- Brit(ish): On Race, Identity and Belonging by Afua Hirsch: The debut book from writer and journalist Afua Hirsch is part memoir of her life as a mixed-race British woman, and part exploration of the UK’s historic – and continued – racism. An eye-opening study of the contradictions which abound in Britain today, Brit(ish) reveals a country in the midst of an “identity crisis”.
- The Good Immigrant by Nikesh Shukla: The book is a collection of 21 essays by BAME writers who explore what it means to be an immigrant in the UK today – whether a first or second generation immigrant, a refugee or asylum seeker – and the varying standards immigrants are held to in a society with roots in imperialism.
- Natives: Race and Class in the Ruins of Empire by Akala: Rapper, intellectual and writer Akala’s debut book Natives seeks to debunk the British myth of meritocracy. Weaving his personal experiences with wider societal behaviour, Akala deftly addresses deep-rooted problems when it comes to race and class in the UK.
- Black and British: A Forgotten History by David Olusoga: “Black history is a series of missing chapters from British history,” the writer and historian David Olusoga told The Guardian as his book Black and British was published. Olusoga’s book explores these omissions, tracing the history of people of African and Caribbean origin in Britain back to Roman times and revealing both how they contributed to our society and the injustices they faced while doing so.
- Don’t Touch My Hair by Emma Dabiri: Academic and TV host Emma Dabiri’s Don’t Touch My Hair began with her own personal experience of feeling ashamed of her natural hair, but expands far beyond the individual to look at histories of how black people in Britain and around the world have been conditioned to think about their hair. Dabiri draws on little-known histories, traditions and larger political and pop culture movements, and looks at how black hair “can be understood as an allegory for black oppression and, ultimately, liberation”.

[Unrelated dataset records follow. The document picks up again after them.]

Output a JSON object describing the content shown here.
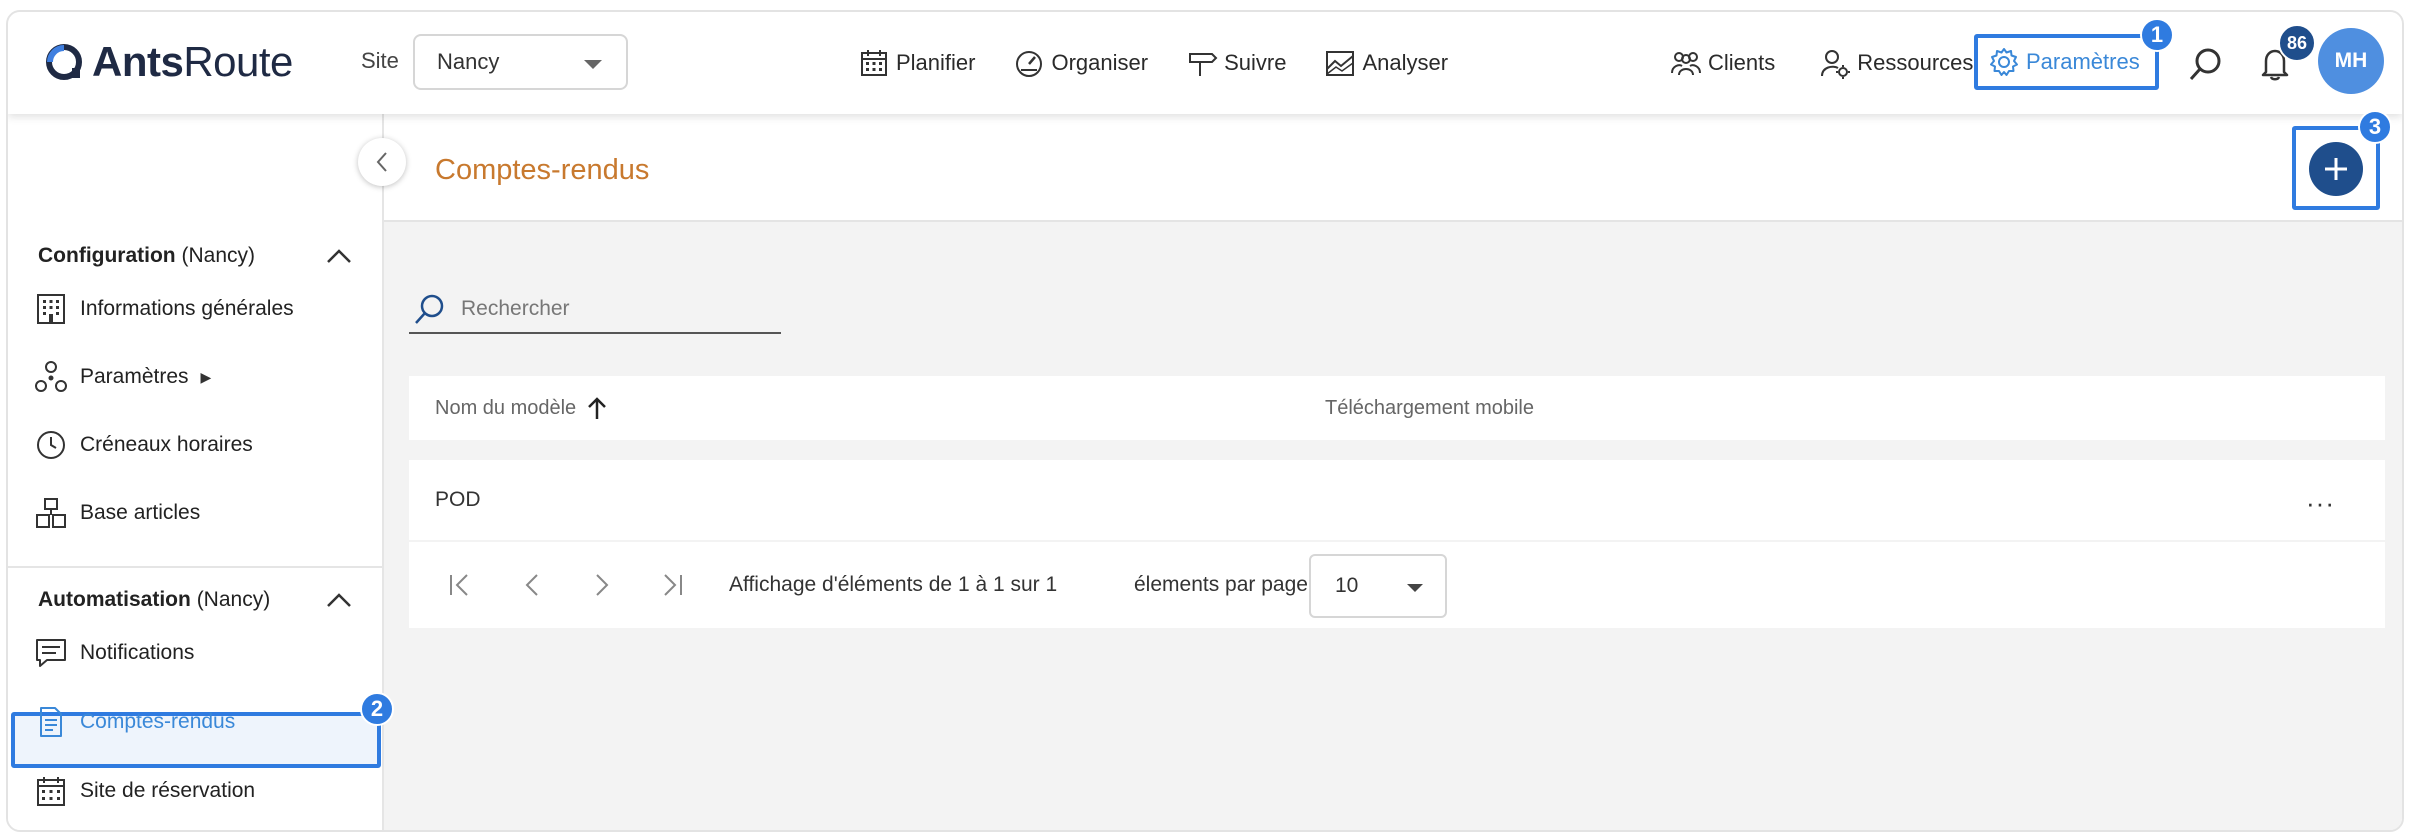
{
  "brand": {
    "name_bold": "Ants",
    "name_rest": "Route",
    "accent": "#1f4e8c"
  },
  "header": {
    "site_label": "Site",
    "site_value": "Nancy",
    "nav": [
      {
        "label": "Planifier",
        "icon": "calendar-icon"
      },
      {
        "label": "Organiser",
        "icon": "gauge-icon"
      },
      {
        "label": "Suivre",
        "icon": "signpost-icon"
      },
      {
        "label": "Analyser",
        "icon": "chart-icon"
      }
    ],
    "right_nav": [
      {
        "label": "Clients",
        "icon": "users-icon"
      },
      {
        "label": "Ressources",
        "icon": "user-gear-icon"
      }
    ],
    "params_label": "Paramètres",
    "notifications_count": "86",
    "avatar_initials": "MH"
  },
  "steps": {
    "one": "1",
    "two": "2",
    "three": "3",
    "color": "#2f7be0"
  },
  "sidebar": {
    "sections": [
      {
        "title": "Configuration",
        "suffix": "(Nancy)"
      },
      {
        "title": "Automatisation",
        "suffix": "(Nancy)"
      }
    ],
    "items": [
      {
        "label": "Informations générales",
        "icon": "building-icon"
      },
      {
        "label": "Paramètres",
        "icon": "nodes-icon",
        "arrow": "▶"
      },
      {
        "label": "Créneaux horaires",
        "icon": "clock-icon"
      },
      {
        "label": "Base articles",
        "icon": "boxes-icon"
      },
      {
        "label": "Notifications",
        "icon": "message-icon"
      },
      {
        "label": "Comptes-rendus",
        "icon": "document-icon",
        "active": true
      },
      {
        "label": "Site de réservation",
        "icon": "calendar-icon"
      }
    ]
  },
  "content": {
    "title": "Comptes-rendus",
    "search_placeholder": "Rechercher",
    "columns": [
      "Nom du modèle",
      "Téléchargement mobile"
    ],
    "rows": [
      {
        "name": "POD",
        "mobile": ""
      }
    ],
    "row_menu": "···",
    "pager": {
      "info": "Affichage d'éléments de 1 à 1 sur 1",
      "per_page_label": "élements par page",
      "per_page_value": "10"
    }
  }
}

- Mother Country: Real Stories of the Windrush Children by Charlie Brinkhurst-Cuff: Mother Country is a collection of stories exploring the experiences of Britain’s Windrush generation, told by members’ children and grandchildren. Edited by journalist and gal-dem head of editorial Charlie Brinkhurst-Cuff, Mother Country is an insight into the history of the British Caribbean community, and how it remains significant today.

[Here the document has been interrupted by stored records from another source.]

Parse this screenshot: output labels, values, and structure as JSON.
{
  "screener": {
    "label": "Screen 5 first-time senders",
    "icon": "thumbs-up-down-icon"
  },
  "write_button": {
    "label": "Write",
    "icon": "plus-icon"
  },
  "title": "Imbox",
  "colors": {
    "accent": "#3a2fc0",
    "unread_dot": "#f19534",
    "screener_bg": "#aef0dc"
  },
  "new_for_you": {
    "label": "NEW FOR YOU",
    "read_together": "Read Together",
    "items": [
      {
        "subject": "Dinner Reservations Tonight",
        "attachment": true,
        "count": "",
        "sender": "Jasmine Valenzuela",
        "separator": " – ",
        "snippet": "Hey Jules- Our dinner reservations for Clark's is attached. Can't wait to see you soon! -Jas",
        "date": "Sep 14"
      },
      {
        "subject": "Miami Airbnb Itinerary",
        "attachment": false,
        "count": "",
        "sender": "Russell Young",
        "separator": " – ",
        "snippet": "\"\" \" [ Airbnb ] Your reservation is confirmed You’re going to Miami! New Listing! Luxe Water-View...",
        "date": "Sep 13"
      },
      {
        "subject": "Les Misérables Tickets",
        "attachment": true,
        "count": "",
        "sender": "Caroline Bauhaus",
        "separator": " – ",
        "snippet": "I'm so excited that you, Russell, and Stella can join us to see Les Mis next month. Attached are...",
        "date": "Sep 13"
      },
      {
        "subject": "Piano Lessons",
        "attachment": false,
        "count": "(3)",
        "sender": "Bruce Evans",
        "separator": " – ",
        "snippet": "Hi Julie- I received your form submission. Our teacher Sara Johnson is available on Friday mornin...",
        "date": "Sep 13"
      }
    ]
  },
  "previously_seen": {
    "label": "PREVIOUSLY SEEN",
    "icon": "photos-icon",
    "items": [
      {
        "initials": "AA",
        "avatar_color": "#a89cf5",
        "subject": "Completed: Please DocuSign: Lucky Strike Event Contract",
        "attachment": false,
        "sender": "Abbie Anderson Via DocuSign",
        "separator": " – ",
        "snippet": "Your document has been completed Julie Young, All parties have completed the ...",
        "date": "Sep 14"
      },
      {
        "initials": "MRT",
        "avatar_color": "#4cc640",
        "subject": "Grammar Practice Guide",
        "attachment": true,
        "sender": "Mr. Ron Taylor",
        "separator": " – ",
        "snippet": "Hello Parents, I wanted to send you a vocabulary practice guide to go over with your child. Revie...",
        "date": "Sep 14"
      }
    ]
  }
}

- About Race with Reni Eddo-Lodge: Eddo-Lodge is the author of the groundbreaking Why I’m No Longer Talking to White People About Race, and her podcast seeks to carry the conversation she prompted with her book further by speaking with those who have been central to the UK’s anti-racism fight in recent decades.

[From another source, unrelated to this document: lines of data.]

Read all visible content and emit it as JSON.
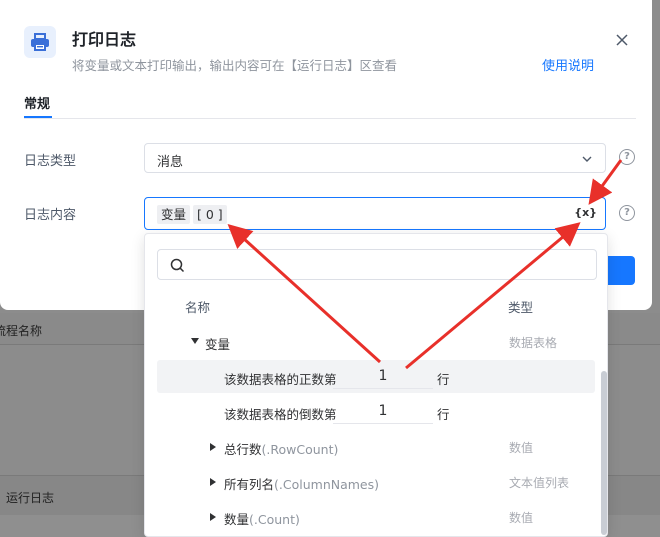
{
  "background": {
    "column_header": "流程名称",
    "log_panel_title": "运行日志"
  },
  "dialog": {
    "title": "打印日志",
    "subtitle": "将变量或文本打印输出，输出内容可在【运行日志】区查看",
    "help_link": "使用说明",
    "tab": "常规",
    "log_type_label": "日志类型",
    "log_type_value": "消息",
    "log_content_label": "日志内容",
    "content_chip_var": "变量",
    "content_chip_index": "[ 0 ]",
    "var_button": "{x}"
  },
  "dropdown": {
    "col_name": "名称",
    "col_type": "类型",
    "rows": [
      {
        "name": "变量",
        "prop": "",
        "type": "数据表格"
      },
      {
        "name": "该数据表格的正数第",
        "value": "1",
        "unit": "行"
      },
      {
        "name": "该数据表格的倒数第",
        "value": "1",
        "unit": "行"
      },
      {
        "name": "总行数",
        "prop": "(.RowCount)",
        "type": "数值"
      },
      {
        "name": "所有列名",
        "prop": "(.ColumnNames)",
        "type": "文本值列表"
      },
      {
        "name": "数量",
        "prop": "(.Count)",
        "type": "数值"
      }
    ]
  },
  "colors": {
    "accent": "#1677ff",
    "annotation_arrow": "#e8302a"
  }
}
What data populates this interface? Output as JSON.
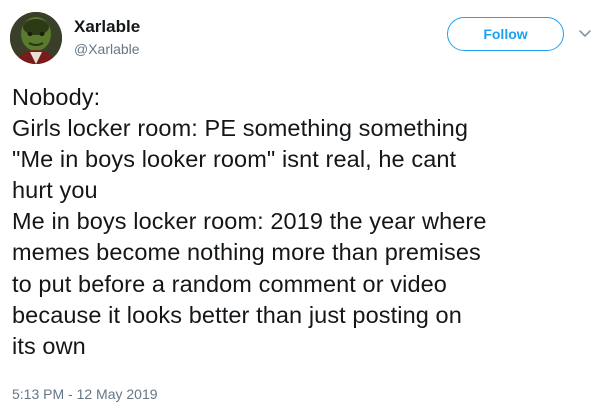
{
  "author": {
    "display_name": "Xarlable",
    "handle": "@Xarlable",
    "avatar_icon": "profile-avatar"
  },
  "actions": {
    "follow_label": "Follow",
    "caret_icon": "chevron-down-icon"
  },
  "tweet": {
    "lines": [
      "Nobody:",
      "Girls locker room: PE something something",
      "\"Me in boys looker room\" isnt real, he cant",
      "hurt you",
      "Me in boys locker room: 2019 the year where",
      "memes become nothing more than premises",
      "to put before a random comment or video",
      "because it looks better than just posting on",
      "its own"
    ],
    "timestamp": "5:13 PM - 12 May 2019"
  },
  "colors": {
    "accent": "#1da1f2",
    "text": "#14171a",
    "secondary_text": "#657786",
    "background": "#ffffff"
  }
}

Protests have been taking part across the UK this week with more are planned over the weekend. There are protests planned at Parliament Square on Saturday 6th June from 1pm, and on Sunday 7th June at 2pm outside the US Embassy in London.
Protest is a right – people shouldn’t be intimidated for expressing dissent. However, Governments or other public bodies in the UK can break-up a protest if it has a proper legal reason to do so (i.e public health advise for COVID-19) .
Before attending a protest, you should assess the risk to yourself and to others in your household and community, especially if they are in a vulnerable demographic, elderly, or have underlying health problems. Some organisers have recommended self-quarantining for two weeks after attending an event as a precaution.
Though campaigning for equality and justice is vital at this time, COVID-19 hasn’t gone away (and continues to disproportionately affect minority communities). The decision is ultimately yours, but if you do attend a protest you are advised to remain socially distant from those around you, as well as wear masks and other forms of PPE where possible.